The big advantage of air power is that each tool doesn’t need its own bulky motor. Instead, a single motor on the compressor converts the electrical energy into kinetic energy. This makes for light, compact, easy-to-handle tools that run quietly and have fewer parts that wear out.
Air compressor types
While there are compressors that use rotating impellers to generate air pressure, positive-displacement compressors are more common and include the models used by homeowners, woodworkers, mechanics and contractors. Here, air pressure is increased by reducing the size of the space that contains the air. Most of the compressors you’ll run across do this job with a reciprocating piston.

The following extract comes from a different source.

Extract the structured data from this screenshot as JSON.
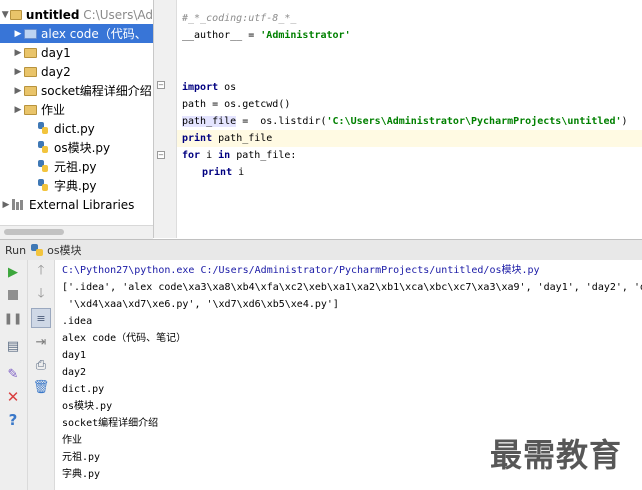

Like a small internal combustion engine, a conventional piston compressor has a crankshaft, a connecting rod and piston, a cylinder and a valve head. The crankshaft is driven by either an electric motor or a gas engine. While there are small models that are comprised of just the pump and motor, most compressors have an air tank to hold a quantity of air within a preset pressure range. The compressed air in the tank drives the air tools, and the motor cycles on and off to automatically maintain pressure in the tank.
At the top of the cylinder, you’ll find a valve head that holds the inlet and discharge valves. Both are simply thin metal flaps–one mounted underneath and one mounted on top of the valve plate. As the piston moves down, a vacuum is created above it. This allows outside air at atmospheric pressure to push open the inlet valve and fill the area above the piston. As the piston moves up, the air above it compresses, holds the inlet valve shut and pushes the discharge valve open. The air moves from the discharge port to the tank. With each stroke, more air enters the tank and the pressure rises.
Typical compressors come in 1- or 2-cylinder versions to suit the requirements of the tools they power. On the homeowner/contractor level, most of the 2-cylinder models operate just like single-cylinder versions, except that there are two strokes per revolution instead of one. Some commercial 2-cylinder compressors are 2-stage compressors–one piston pumps air into a second cylinder that further increases pressure.
Compressors use a pressure switch to stop the motor when tank pressure reaches a preset limit–about 125 psi for many single-stage models. Most of the time, though, you don’t need that much pressure. Therefore, the air line will include a regulator that you set to match the pressure requirements of the tool you’re using. A gauge before the regulator monitors tank pressure and a gauge after the regulator monitors air-line pressure. In addition, the tank has a safety valve that opens if the pressure switch malfunctions. The pressure switch may also incorporate an unloader valve that reduces tank pressure when the compressor is turned off.